Bacanovic had testified that Stewart told him in a phone call on December 20 to sell if ImClone dropped to $60 (the low between the 20th and 27th was $61.20 on the 20th). The indictment asserts, “this statement is false,” apparently because Faneuil says it is false. Other supposedly misleading statements have to do with Stewart and Bacanovic suggesting they had talked on December 27 when the conversation was actually with Faneuil. So what? Failure to disclose the motives for a perfectly legal transaction does not automatically convert legal into illegal.

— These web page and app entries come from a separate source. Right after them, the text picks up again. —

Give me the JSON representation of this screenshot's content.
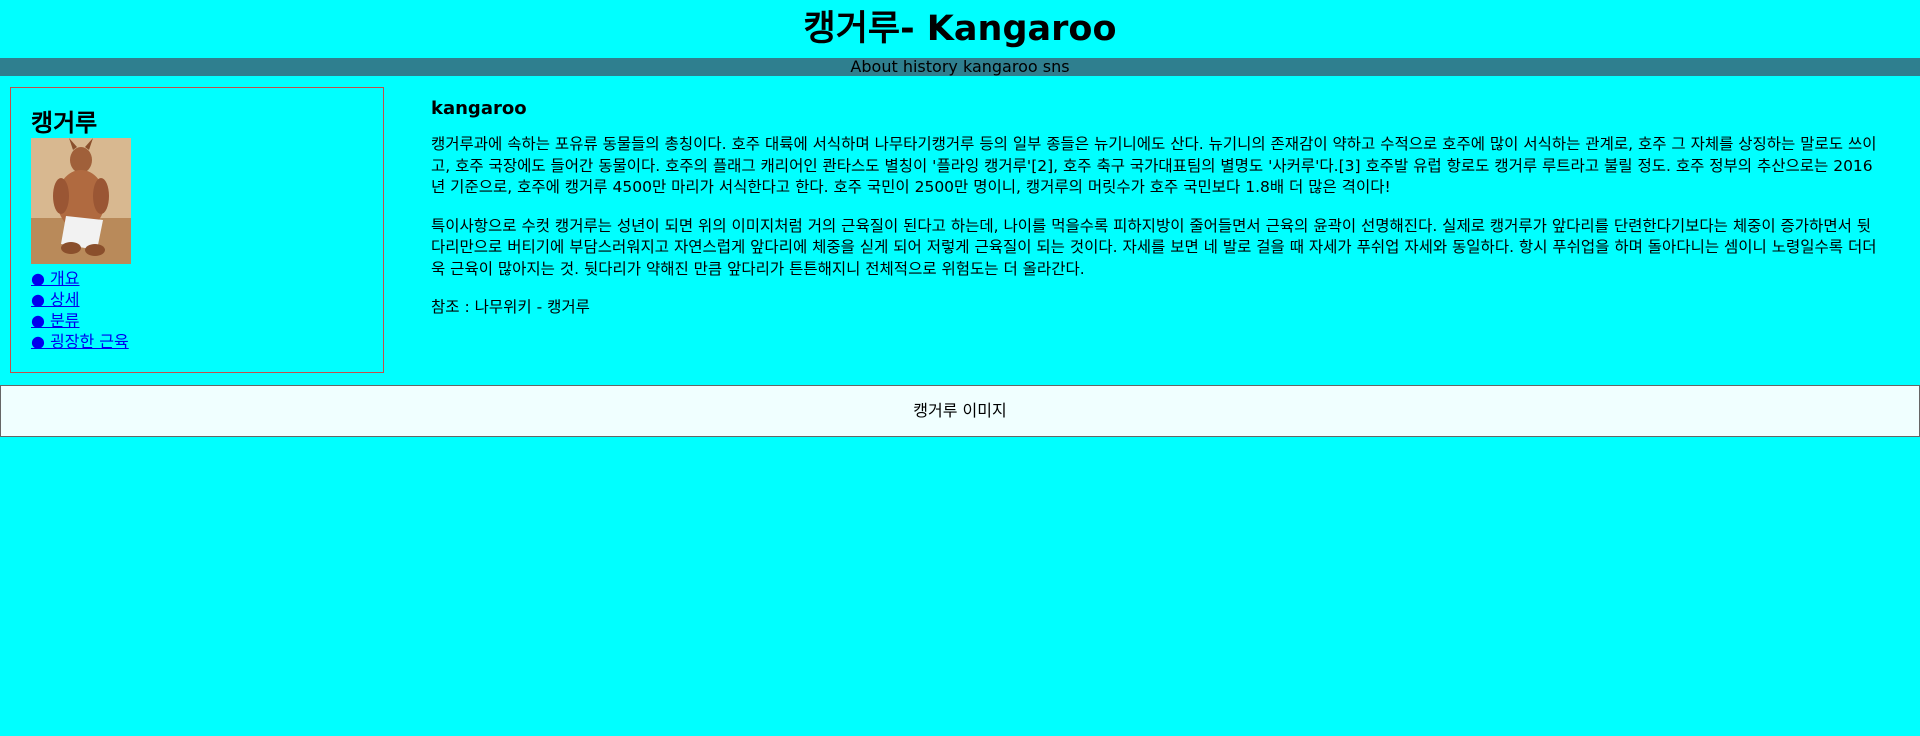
{
  "header": {
    "title": "캥거루- Kangaroo"
  },
  "navbar": {
    "items": [
      "About",
      "history",
      "kangaroo",
      "sns"
    ]
  },
  "sidebar": {
    "title": "캥거루",
    "image_alt": "kangaroo",
    "links": [
      "● 개요",
      "● 상세",
      "● 분류",
      "● 굉장한 근육"
    ]
  },
  "main": {
    "heading": "kangaroo",
    "paragraph1": "캥거루과에 속하는 포유류 동물들의 총칭이다. 호주 대륙에 서식하며 나무타기캥거루 등의 일부 종들은 뉴기니에도 산다. 뉴기니의 존재감이 약하고 수적으로 호주에 많이 서식하는 관계로, 호주 그 자체를 상징하는 말로도 쓰이고, 호주 국장에도 들어간 동물이다. 호주의 플래그 캐리어인 콴타스도 별칭이 '플라잉 캥거루'[2], 호주 축구 국가대표팀의 별명도 '사커루'다.[3] 호주발 유럽 항로도 캥거루 루트라고 불릴 정도. 호주 정부의 추산으로는 2016년 기준으로, 호주에 캥거루 4500만 마리가 서식한다고 한다. 호주 국민이 2500만 명이니, 캥거루의 머릿수가 호주 국민보다 1.8배 더 많은 격이다!",
    "paragraph2": "특이사항으로 수컷 캥거루는 성년이 되면 위의 이미지처럼 거의 근육질이 된다고 하는데, 나이를 먹을수록 피하지방이 줄어들면서 근육의 윤곽이 선명해진다. 실제로 캥거루가 앞다리를 단련한다기보다는 체중이 증가하면서 뒷다리만으로 버티기에 부담스러워지고 자연스럽게 앞다리에 체중을 싣게 되어 저렇게 근육질이 되는 것이다. 자세를 보면 네 발로 걸을 때 자세가 푸쉬업 자세와 동일하다. 항시 푸쉬업을 하며 돌아다니는 셈이니 노령일수록 더더욱 근육이 많아지는 것. 뒷다리가 약해진 만큼 앞다리가 튼튼해지니 전체적으로 위험도는 더 올라간다.",
    "reference": "참조 : 나무위키 - 캥거루"
  },
  "footer": {
    "label": "캥거루 이미지"
  }
}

Obstruction of justice surely suggests obstructing the SEC from charging someone (other than Waksal) with insider trading. But neither Bacanovic nor Stewart are charged with insider trading, so for whom was justice obstructed?
The charge of misleading information just repackages the same story. The idea of abusing this particular statute first appeared in a September 22, 2002 letter to Attorney General Ashcroft from Rep. Tauzin and three ranking committee members. The four congressmen felt misled by the fact that “Ms. Stewart repeatedly has refused to be interviewed by committee staff and her attorneys have stated that would invoke her Fifth Amendment right not to testify.” Perhaps the indictment will now make them feel better about such uppity constitutional defiance.
Martha Stewart says she sold ImClone because the stock had dropped from $72 to $58 in a couple of weeks rather than because of Faneuil’s misdemeanor tip. The indictment says she did get a lukewarm tip, but there was not insider trading involved. On this and this alone the government has managed to accuse Martha Stewart of three victimless “crimes,” not one of which has anything to do with the original, fraudulent accusation that she traded on inside information from Sam Waksal. This looks more like a desperate way for her original accusers to save face than a serious effort to protect any real people from any real crimes.
— Alan Reynolds is a senior fellow at the Cato Institute.